The nice thing about being on Campus East is that the Piazza Building is not that far away. There is absolutely no excuse to not head there after a lecture. Not to mention, it has a restaurant, so you can grab a bite to eat before you head to one of the learning spaces to continue your work, or start something new. I’ve spent a lot of time there post-lectures doing dissertation work. It’s always so calm and peaceful in the area I choose.
Tuesdays and Thursdays are my busiest days; most of my contact hours are split between those two days, so it’s also a nice space to plan while waiting for your next lecture. I live off campus, so it’s a lot easier having a large space to meet friends before your next lecture, or do some study for your next class while sitting around.
There are days I can’t head into university: everyone has off days, so you do have to put yourself first. Luckily, all lecturers and seminar tutors are easy to contact, and a quick email telling them you can’t come in lets them know why you aren’t there, and also helps them support you further. I struggled a lot at the end of my first term, but the Sociology support team and the Open Door service (a mental-health service within the University) helped me create support plans. My lecturers were very understanding, so don’t worry if you have a hard time – there’s always support available to you.
University isn’t always about studying! I spend my other day off looking after myself; I head into town or go for a walk around campus. Get yourself some campus birdseed from the NISA on campus, and feed the ducks. They’re very used to students, so are quite friendly. If you head to Derwent, you’re more than likely to see the famous Long Boi! If you haven’t heard of him, he’s a mix of a mallard and runner duck, which makes him pretty tall.
There’s lots to see and do in the city centre, from taking a tour of the Minster, to ghost walks. This Halloween, York Ghost Merchants held a ghost walk where you could go around town searching for their small ghosts. It was a fun event my housemates and I went to, and even though we didn’t find any ghosts, it was still something we all enjoyed.
I also spend a lot of time in societies, specifically the British Asian Society and Korean society, which have regular events I love participating in. You don’t have to have done activities before to join most societies (although some societies may require it). I’ve never done K-pop dancing, but that doesn’t stop me from trying every week at a dance class. There are many societies you can join, so make sure to give the ones that interest you a go!
Nightlife in York is very student-based, with most clubs having student nights every week. There’s always one available if you want to randomly go on a Monday night. The fun thing about being a student is the fact you can go out any weekday.
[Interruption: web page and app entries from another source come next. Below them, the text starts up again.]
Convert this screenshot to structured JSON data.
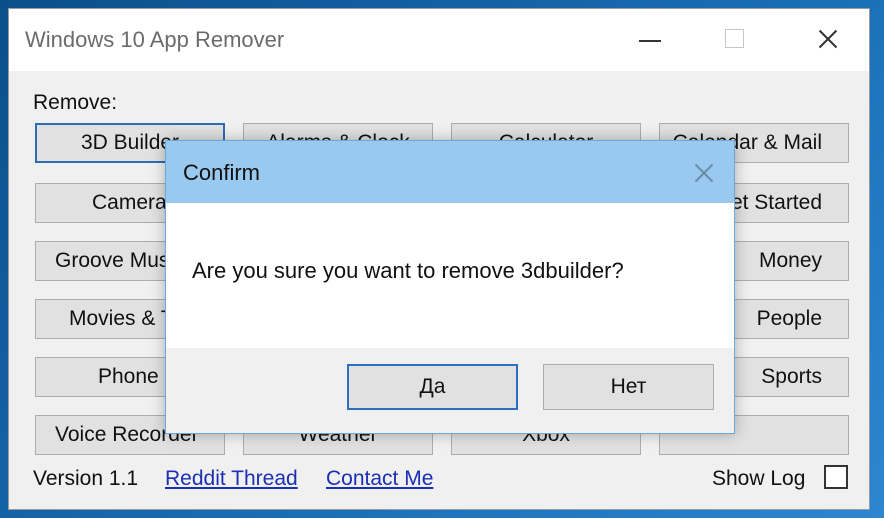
{
  "window": {
    "title": "Windows 10 App Remover"
  },
  "main": {
    "remove_label": "Remove:",
    "app_buttons": [
      "3D Builder",
      "Alarms & Clock",
      "Calculator",
      "Calendar & Mail",
      "Camera",
      "",
      "",
      "Get Started",
      "Groove Music",
      "",
      "",
      "Money",
      "Movies & TV",
      "",
      "",
      "People",
      "Phone",
      "",
      "",
      "Sports",
      "Voice Recorder",
      "Weather",
      "Xbox",
      ""
    ]
  },
  "footer": {
    "version": "Version 1.1",
    "reddit_link": "Reddit Thread",
    "contact_link": "Contact Me",
    "show_log_label": "Show Log",
    "show_log_checked": false
  },
  "dialog": {
    "title": "Confirm",
    "message": "Are you sure you want to remove 3dbuilder?",
    "yes_label": "Да",
    "no_label": "Нет"
  },
  "colors": {
    "dialog_title_bg": "#99c9ef",
    "focus_border": "#2a6db5",
    "link": "#1a2fb5",
    "desktop": "#1a6fb8"
  }
}
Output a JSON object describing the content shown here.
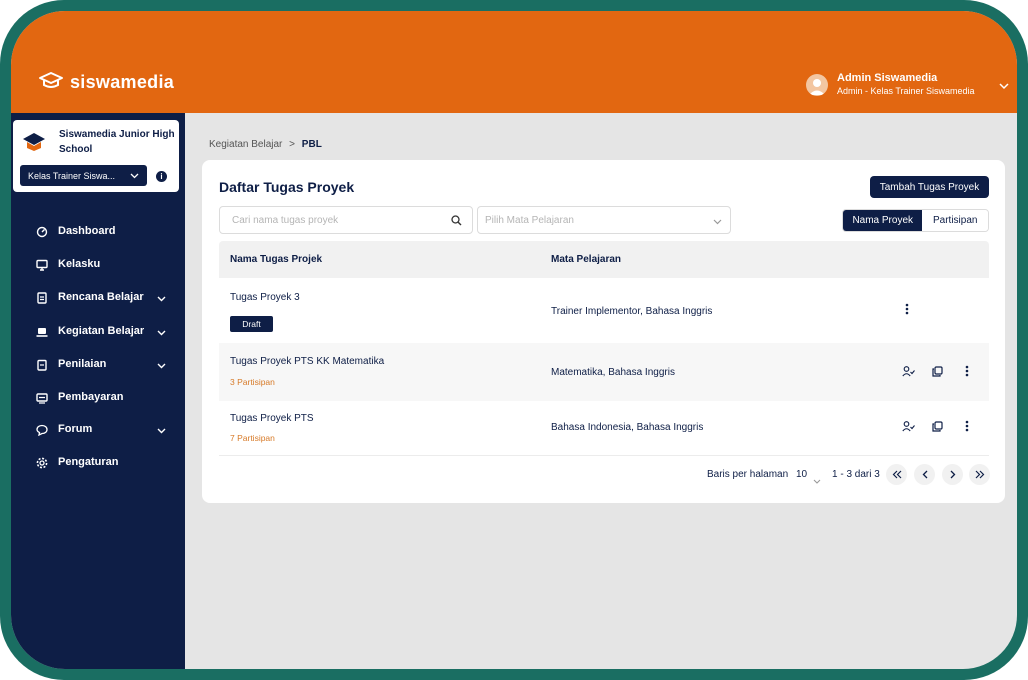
{
  "app": {
    "brand": "siswamedia"
  },
  "user": {
    "name": "Admin Siswamedia",
    "role": "Admin - Kelas Trainer Siswamedia"
  },
  "school": {
    "name": "Siswamedia Junior High School",
    "class_selected": "Kelas Trainer Siswa..."
  },
  "sidebar": {
    "items": [
      {
        "label": "Dashboard",
        "icon": "dashboard-icon",
        "expandable": false
      },
      {
        "label": "Kelasku",
        "icon": "monitor-icon",
        "expandable": false
      },
      {
        "label": "Rencana Belajar",
        "icon": "document-icon",
        "expandable": true
      },
      {
        "label": "Kegiatan Belajar",
        "icon": "laptop-icon",
        "expandable": true
      },
      {
        "label": "Penilaian",
        "icon": "clipboard-icon",
        "expandable": true
      },
      {
        "label": "Pembayaran",
        "icon": "payment-icon",
        "expandable": false
      },
      {
        "label": "Forum",
        "icon": "chat-icon",
        "expandable": true
      },
      {
        "label": "Pengaturan",
        "icon": "gear-icon",
        "expandable": false
      }
    ]
  },
  "breadcrumb": {
    "parent": "Kegiatan Belajar",
    "separator": ">",
    "current": "PBL"
  },
  "main": {
    "title": "Daftar Tugas Proyek",
    "add_button": "Tambah Tugas Proyek",
    "search_placeholder": "Cari nama tugas proyek",
    "subject_placeholder": "Pilih Mata Pelajaran",
    "view_toggle": {
      "active": "Nama Proyek",
      "other": "Partisipan"
    },
    "table": {
      "headers": [
        "Nama Tugas Projek",
        "Mata Pelajaran"
      ],
      "rows": [
        {
          "name": "Tugas Proyek 3",
          "badge": "Draft",
          "participants": "",
          "subject": "Trainer Implementor, Bahasa Inggris"
        },
        {
          "name": "Tugas Proyek PTS KK Matematika",
          "badge": "",
          "participants": "3 Partisipan",
          "subject": "Matematika, Bahasa Inggris"
        },
        {
          "name": "Tugas Proyek PTS",
          "badge": "",
          "participants": "7 Partisipan",
          "subject": "Bahasa Indonesia, Bahasa Inggris"
        }
      ]
    },
    "pagination": {
      "rows_label": "Baris per halaman",
      "rows_per_page": "10",
      "range": "1 - 3 dari 3"
    }
  },
  "colors": {
    "brand_orange": "#e26711",
    "navy": "#0e1e46",
    "frame": "#1a6e62",
    "participant": "#d77a28"
  }
}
It’s seen as normal, and even ‘part of the university experience’. So, if clubbing and nightlife is your thing, make sure you take advantage of everyone’s lax views on clubbing.
If pubs are more your scene, York also has a lot going in terms of pub quizzes, and loads of places to choose from. York hosts over 365 pubs, so make sure to go to different places and figure out which one you like!
York is a busy city, with university life to match. I wouldn’t change what and where I study for anything. The experience has made me who I am, and I’m always excited about the next step!